Prompt = Your answer should be one number: the count of lines in the records that include the word "files".

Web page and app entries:
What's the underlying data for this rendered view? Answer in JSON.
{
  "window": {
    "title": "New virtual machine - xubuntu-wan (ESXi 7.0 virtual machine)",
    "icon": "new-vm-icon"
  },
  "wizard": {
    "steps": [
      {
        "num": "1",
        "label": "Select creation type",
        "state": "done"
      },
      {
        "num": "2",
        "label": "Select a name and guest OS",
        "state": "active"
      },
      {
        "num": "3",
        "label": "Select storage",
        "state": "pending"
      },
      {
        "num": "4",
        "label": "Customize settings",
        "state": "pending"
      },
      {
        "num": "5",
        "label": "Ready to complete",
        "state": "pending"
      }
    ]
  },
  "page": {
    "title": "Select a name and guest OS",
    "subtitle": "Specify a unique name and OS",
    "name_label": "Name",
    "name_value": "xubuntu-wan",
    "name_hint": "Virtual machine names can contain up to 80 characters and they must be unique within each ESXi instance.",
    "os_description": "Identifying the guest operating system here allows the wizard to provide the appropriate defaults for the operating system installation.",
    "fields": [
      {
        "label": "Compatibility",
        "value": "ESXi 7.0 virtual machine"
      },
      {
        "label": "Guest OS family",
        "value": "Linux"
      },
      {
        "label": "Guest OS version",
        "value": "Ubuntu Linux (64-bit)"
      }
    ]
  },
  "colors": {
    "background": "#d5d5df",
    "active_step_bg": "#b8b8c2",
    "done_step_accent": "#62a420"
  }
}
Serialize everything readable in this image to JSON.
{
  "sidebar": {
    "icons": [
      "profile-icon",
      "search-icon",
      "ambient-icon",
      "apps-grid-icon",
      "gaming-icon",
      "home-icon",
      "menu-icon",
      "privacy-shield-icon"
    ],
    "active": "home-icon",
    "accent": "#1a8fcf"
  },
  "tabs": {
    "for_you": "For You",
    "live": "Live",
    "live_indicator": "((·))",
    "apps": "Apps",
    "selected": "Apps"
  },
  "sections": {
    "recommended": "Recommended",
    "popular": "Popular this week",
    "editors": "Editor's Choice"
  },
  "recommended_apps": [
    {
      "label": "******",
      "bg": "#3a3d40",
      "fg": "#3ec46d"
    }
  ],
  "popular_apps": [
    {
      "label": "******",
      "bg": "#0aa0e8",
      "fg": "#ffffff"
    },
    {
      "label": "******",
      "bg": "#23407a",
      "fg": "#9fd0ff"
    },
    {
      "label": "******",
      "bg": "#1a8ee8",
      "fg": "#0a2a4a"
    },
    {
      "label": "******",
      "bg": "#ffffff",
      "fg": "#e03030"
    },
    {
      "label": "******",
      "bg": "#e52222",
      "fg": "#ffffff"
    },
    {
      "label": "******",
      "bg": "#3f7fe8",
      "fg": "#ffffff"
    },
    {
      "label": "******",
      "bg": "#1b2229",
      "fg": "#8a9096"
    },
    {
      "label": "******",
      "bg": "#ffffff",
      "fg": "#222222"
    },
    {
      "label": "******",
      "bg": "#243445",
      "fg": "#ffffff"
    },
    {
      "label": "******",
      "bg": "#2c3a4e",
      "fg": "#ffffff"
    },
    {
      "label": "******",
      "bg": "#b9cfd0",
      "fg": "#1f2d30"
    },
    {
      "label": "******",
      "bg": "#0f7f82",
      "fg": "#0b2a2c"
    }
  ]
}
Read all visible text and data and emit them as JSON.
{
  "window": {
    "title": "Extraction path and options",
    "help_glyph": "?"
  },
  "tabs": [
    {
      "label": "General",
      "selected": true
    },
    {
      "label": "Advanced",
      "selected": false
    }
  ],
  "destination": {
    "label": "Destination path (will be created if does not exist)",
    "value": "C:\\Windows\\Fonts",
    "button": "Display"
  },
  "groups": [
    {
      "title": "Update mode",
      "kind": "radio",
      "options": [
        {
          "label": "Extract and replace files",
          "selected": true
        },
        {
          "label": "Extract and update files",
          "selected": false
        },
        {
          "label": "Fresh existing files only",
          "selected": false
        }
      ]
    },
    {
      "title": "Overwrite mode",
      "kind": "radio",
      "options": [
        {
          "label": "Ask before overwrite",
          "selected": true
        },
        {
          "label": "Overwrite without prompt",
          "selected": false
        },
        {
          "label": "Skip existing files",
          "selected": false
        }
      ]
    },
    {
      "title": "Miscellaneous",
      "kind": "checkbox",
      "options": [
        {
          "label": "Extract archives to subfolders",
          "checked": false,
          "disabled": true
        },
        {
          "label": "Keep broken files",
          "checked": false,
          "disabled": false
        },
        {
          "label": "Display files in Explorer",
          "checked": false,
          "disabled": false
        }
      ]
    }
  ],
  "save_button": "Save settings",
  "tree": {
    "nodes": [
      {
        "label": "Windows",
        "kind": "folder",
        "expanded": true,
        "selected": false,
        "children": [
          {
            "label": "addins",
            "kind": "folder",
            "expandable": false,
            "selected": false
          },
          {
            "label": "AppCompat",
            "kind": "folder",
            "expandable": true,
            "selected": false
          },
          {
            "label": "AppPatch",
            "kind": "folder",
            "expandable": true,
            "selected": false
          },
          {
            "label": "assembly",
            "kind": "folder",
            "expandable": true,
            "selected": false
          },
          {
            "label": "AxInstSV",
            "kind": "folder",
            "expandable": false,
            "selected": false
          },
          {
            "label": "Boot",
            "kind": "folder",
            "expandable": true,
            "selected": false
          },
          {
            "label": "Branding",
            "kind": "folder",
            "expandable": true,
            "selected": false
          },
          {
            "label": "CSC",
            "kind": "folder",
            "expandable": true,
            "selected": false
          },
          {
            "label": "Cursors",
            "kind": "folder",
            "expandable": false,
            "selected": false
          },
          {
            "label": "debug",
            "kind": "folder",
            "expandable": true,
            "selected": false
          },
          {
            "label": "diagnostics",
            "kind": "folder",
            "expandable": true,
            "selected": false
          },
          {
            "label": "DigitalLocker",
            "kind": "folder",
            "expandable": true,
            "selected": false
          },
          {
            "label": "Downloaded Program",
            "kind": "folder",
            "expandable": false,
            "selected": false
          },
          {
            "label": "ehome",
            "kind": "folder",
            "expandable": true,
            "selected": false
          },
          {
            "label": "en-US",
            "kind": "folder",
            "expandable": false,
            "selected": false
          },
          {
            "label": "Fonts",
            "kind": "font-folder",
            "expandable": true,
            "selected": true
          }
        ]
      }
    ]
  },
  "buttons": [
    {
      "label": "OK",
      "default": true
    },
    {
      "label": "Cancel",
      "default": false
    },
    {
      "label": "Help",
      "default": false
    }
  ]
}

The completed task = 6